Otsu city in Shiga Prefecture is a convenient 10-minute train ride from Kyoto, and about 2.5 hours from Tokyo via Shinkansen. There are one-day passes available through Keihan Railway allowing easy access around town. From Shugakuin Station, you can begin the lovely yet somewhat grueling hike up Mount Hiei (848m), a climb that’s been undertaken since ancient times. Be warned that the paths are narrow and signs only read in Japanese. Alternatively, there is a cable car that takes you right to the top of the summit, overlooking Lake Biwa.

12PM: The Sounds of Silence

Enryakuji Temple is a functioning monastery erected in 788. It’s known as ground zero for the Tendai sect of Buddhism. Nestled on Mt. Hiei, Enryakuji is easy to explore on foot.
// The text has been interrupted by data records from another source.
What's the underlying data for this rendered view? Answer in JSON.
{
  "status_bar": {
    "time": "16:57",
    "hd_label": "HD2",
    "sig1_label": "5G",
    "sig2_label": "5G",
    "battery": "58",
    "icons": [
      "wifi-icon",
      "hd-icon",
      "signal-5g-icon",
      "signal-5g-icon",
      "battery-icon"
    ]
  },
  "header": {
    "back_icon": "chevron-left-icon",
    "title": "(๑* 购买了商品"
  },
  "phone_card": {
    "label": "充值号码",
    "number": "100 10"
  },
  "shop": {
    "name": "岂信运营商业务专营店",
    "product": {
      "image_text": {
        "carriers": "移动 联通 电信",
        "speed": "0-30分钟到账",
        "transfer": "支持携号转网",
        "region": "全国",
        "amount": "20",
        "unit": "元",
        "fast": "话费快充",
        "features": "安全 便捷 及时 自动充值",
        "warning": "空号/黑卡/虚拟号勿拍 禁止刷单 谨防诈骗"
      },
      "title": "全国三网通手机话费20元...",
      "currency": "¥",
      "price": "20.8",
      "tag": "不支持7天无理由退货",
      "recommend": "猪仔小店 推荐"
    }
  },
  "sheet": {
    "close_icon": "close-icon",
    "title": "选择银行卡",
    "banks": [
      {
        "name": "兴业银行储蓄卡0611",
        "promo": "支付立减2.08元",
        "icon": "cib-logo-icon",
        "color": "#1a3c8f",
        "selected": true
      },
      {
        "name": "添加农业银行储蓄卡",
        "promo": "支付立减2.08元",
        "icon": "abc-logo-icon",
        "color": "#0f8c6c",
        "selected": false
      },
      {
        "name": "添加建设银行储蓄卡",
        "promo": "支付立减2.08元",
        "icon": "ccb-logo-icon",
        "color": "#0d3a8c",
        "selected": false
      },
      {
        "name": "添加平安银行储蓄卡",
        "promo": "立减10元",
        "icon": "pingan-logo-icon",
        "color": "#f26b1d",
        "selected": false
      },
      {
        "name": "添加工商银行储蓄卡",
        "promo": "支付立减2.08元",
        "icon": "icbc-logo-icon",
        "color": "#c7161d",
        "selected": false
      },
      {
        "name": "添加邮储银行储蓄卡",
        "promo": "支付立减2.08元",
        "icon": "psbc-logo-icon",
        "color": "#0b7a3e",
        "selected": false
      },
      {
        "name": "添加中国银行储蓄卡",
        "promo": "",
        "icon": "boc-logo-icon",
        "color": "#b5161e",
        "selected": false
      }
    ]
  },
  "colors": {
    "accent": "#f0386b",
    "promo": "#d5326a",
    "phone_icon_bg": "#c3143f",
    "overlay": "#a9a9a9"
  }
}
It’s open from 9am to 4pm free of charge. Some visit just to meditate in the silence of the forest; a place free of tourists and pedestrian noise. It’s said to be so quiet that monks can hear the ash falling from their incense. What you can hear are the sounds of rituals that are still held there today.

2PM: Omihachiman Floats Your Boat

Come back down the mountain to tour the town of Omihachiman. Only 20 minutes from Otsu Station, this historic village with its Edo-style homes and Venice-like canals is quintessential to any Shiga trip. You can cruise down the canals in a boat or walk the tree-shaded streets, reminiscent of Kyoto’s Tetsugaku-no-michi (Philosopher’s Path).

4PM: Pick a Castle

Just east of Omihachiman is the 16th-century Azuchi Castle, and to the north, the Edo-period Hikone Castle. Depending on your architectural preference, head to one of these national land marks, both sporting lavish gardens to picnic in for a late lunch, and both free and open from 9am to 5pm.

6PM: The Biwa Sunset

Spend sunset at Lake Biwa, Shiga’s most well-known attraction. Sit on the beaches in the summer or ice skate in designated areas in the winter. The freshwater lake doesn’t have a bad angle, but the more secluded views on the western and northern coasts can be reached via the JR Kosei Line. There are also a plethora of boats and ferries departing from Otsu or Hikone to take you around the lake and its tiny picturesque islands such as Chikubu-shima and Oki-shima. If you aren’t too templed-out, Chikubu island is home to Hogonji Temple, which often holds festivals in July and August.

8PM: Let Them Eat Carp!

Don’t leave without trying Shiga’s famous cuisine: funa-zushi, a type of fermented sushi made from crucian carp. Relish the dish at Sakamotoya (1-5-21 Nagara, Otsu), just a 12-minute walk from Otsu Station. If you’re looking for a less pungent meal, the prefecture is also known for its Omi beef and green tea (the region’s main export). And if you’re not driving, definitely end your day with a shot of Shiga’s Omi sake.

View Comments

Powered by ENGAWA K.K.


© 2018 - 2019 Tokyo Weekender All rights reserved. Unauthorized reproduction prohibited.